journal contributionposted on 2023-05-18, 12:49 authored by Addamo, PK, Maree Farrow, Bradshaw, JL, Moss, S, Georgiou-Karistianis, N
Motor overflow refers to involuntary movement or muscle activity coinciding with voluntary movement. We examined whether 16 young adults (18-30 years) and 16 older adults (50-80 years) could voluntarily inhibit overflow. Participants performed a finger pressing task, exerting 50% of their maximal force. Overflow was concurrently recorded in the non-task hand. In the first condition, participants were not made aware of their motor overflow. Then participants, though informed of it, were asked to ignore their overflow. Finally, participants were requested to inhibit overflow with, and then without visual feedback, or vice versa. Overflow was exacerbated when older adults were unaware of it, and was reduced once they were informed. For young adults there was no significant difference between these conditions. Both Age Groups could significantly reduce overflow when so requested, independent of visual feedback. Thus motor overflow can be modulated by higher order cognitive control with directed attention.
Publication titleBrain and Cognition: Journal of Clinical, Experimental, and Theoretical Research
Department/SchoolWicking Dementia Research Education Centre

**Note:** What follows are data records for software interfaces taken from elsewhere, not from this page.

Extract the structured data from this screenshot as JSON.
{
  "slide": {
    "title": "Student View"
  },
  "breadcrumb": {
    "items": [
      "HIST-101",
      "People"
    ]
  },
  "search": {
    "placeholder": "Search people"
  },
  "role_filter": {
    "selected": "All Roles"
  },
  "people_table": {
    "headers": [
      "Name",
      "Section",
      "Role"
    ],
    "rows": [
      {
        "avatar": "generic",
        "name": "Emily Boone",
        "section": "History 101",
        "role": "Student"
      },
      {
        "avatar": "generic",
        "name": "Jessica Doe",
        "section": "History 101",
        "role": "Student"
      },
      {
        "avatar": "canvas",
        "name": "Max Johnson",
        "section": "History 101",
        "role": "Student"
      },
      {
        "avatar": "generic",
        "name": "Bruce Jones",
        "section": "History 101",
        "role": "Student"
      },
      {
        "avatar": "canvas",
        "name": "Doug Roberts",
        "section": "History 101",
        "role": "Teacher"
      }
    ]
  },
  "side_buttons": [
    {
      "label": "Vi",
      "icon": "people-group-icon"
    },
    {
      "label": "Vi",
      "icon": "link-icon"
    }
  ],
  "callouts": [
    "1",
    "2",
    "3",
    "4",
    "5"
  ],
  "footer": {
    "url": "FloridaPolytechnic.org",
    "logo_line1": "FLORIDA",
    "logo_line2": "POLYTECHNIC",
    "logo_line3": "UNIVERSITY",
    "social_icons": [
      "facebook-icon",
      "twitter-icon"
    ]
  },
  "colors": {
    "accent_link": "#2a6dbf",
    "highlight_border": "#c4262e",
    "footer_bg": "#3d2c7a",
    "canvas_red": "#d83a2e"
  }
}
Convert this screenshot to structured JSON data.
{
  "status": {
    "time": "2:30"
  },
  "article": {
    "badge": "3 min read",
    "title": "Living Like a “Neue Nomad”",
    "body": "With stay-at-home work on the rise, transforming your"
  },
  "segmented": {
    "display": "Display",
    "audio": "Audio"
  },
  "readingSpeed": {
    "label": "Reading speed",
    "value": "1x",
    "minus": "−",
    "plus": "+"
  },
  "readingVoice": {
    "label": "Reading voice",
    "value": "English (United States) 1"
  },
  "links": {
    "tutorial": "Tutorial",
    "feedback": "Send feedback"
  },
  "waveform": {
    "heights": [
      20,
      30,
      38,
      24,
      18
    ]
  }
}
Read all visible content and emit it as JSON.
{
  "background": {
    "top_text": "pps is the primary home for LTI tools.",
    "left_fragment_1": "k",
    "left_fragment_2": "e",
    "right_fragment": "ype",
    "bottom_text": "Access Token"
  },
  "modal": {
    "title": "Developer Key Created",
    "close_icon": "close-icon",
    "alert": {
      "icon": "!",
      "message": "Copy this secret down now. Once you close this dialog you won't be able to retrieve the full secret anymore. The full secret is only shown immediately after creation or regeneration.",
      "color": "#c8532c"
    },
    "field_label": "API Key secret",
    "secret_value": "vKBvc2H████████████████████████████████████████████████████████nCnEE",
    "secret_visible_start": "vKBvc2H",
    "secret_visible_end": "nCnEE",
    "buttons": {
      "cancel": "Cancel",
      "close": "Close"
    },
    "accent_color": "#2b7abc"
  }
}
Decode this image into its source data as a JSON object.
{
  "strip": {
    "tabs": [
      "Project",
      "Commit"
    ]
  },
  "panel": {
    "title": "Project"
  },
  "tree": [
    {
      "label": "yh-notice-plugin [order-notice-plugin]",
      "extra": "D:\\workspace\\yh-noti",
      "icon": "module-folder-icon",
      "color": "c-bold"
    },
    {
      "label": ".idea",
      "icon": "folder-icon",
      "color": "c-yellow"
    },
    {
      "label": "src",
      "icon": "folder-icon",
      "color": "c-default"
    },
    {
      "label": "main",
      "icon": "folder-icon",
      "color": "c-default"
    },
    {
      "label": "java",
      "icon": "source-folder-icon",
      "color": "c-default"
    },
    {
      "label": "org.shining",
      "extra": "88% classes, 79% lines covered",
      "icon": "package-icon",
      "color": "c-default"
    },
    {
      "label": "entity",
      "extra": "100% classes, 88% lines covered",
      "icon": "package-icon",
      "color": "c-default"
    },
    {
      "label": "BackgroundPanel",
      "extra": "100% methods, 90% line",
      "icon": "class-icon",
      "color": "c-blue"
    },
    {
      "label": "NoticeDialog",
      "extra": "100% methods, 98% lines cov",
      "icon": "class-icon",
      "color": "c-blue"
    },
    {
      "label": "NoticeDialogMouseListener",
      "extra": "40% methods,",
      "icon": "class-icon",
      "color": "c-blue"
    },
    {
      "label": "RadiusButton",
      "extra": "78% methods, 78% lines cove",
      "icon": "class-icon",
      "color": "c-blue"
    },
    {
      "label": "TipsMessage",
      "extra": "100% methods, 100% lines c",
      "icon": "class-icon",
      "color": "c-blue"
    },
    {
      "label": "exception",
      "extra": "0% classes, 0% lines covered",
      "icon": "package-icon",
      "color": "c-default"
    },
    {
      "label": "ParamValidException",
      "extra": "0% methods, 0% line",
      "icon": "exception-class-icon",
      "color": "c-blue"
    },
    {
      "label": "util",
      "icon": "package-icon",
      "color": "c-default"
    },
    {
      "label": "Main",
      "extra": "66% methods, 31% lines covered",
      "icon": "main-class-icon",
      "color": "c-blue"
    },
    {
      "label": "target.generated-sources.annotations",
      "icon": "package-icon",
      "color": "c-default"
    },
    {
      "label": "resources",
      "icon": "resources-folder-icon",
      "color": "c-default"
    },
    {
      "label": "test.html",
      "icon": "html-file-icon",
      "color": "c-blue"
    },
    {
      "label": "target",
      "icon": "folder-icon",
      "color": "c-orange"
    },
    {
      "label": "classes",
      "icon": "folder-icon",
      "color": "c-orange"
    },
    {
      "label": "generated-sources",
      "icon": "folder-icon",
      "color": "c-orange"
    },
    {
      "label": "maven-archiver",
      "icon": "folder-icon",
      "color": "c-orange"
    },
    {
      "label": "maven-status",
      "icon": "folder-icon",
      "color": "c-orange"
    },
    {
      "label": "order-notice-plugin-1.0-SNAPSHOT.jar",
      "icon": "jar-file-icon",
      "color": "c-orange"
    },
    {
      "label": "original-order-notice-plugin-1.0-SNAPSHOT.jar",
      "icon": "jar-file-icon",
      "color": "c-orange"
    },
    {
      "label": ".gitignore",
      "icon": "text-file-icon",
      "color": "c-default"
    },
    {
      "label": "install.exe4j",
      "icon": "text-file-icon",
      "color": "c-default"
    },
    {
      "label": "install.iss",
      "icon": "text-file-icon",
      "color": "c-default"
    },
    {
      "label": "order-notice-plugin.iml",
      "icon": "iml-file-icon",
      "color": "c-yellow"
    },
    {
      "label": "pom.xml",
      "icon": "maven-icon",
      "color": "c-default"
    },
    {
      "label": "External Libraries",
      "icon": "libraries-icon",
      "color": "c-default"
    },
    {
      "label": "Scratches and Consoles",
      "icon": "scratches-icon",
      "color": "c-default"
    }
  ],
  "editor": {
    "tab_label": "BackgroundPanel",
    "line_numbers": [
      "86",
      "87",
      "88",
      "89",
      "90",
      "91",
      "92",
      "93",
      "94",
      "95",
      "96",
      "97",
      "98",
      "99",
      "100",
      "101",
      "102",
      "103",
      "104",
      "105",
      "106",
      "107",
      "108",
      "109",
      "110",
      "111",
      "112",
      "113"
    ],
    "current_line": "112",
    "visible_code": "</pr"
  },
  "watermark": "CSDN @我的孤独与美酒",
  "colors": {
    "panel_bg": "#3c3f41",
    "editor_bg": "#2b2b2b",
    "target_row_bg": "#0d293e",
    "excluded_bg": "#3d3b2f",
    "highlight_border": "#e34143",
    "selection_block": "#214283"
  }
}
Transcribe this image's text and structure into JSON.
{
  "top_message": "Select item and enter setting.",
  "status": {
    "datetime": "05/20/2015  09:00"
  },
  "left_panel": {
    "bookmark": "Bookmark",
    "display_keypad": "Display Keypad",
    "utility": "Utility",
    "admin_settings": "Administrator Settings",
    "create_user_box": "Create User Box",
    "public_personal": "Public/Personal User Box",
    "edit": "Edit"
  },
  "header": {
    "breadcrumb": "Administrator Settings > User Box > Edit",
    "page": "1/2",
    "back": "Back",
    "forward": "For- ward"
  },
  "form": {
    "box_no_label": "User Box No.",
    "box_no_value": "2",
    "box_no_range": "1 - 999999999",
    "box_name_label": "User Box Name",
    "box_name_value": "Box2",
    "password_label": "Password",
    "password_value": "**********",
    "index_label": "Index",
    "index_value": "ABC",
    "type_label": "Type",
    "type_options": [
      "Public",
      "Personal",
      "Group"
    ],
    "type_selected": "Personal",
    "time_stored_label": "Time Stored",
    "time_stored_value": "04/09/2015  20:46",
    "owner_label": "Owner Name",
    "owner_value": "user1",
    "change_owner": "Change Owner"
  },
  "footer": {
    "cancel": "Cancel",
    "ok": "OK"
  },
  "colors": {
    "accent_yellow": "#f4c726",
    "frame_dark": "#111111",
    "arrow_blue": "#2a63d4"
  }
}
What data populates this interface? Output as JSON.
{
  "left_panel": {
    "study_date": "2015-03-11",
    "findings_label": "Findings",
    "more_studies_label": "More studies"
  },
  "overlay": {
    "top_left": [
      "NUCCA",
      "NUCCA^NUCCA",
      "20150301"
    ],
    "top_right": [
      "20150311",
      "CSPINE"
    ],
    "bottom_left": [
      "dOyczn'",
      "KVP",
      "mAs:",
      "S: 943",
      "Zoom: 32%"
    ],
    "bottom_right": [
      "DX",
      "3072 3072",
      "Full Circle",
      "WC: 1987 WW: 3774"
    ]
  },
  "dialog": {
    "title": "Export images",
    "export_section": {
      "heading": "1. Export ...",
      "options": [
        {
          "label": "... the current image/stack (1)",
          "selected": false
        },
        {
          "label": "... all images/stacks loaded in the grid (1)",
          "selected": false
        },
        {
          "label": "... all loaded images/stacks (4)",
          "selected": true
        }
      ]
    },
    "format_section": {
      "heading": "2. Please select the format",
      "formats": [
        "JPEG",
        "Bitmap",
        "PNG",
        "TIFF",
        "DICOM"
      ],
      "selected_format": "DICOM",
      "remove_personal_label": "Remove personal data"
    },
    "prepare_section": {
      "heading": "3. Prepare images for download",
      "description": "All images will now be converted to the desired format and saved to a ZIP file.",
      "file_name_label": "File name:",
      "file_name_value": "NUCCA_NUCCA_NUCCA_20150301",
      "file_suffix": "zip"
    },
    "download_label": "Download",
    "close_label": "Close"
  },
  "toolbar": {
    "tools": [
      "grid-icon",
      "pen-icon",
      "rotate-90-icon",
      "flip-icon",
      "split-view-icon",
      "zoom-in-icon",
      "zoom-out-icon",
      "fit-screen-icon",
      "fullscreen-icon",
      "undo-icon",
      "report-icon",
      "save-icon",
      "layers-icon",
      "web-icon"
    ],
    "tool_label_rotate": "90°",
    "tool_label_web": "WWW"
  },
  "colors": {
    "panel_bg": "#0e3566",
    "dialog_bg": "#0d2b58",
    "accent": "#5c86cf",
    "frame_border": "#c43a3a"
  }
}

PublisherAcademic Press Inc Elsevier Science
Place of publicationUnited States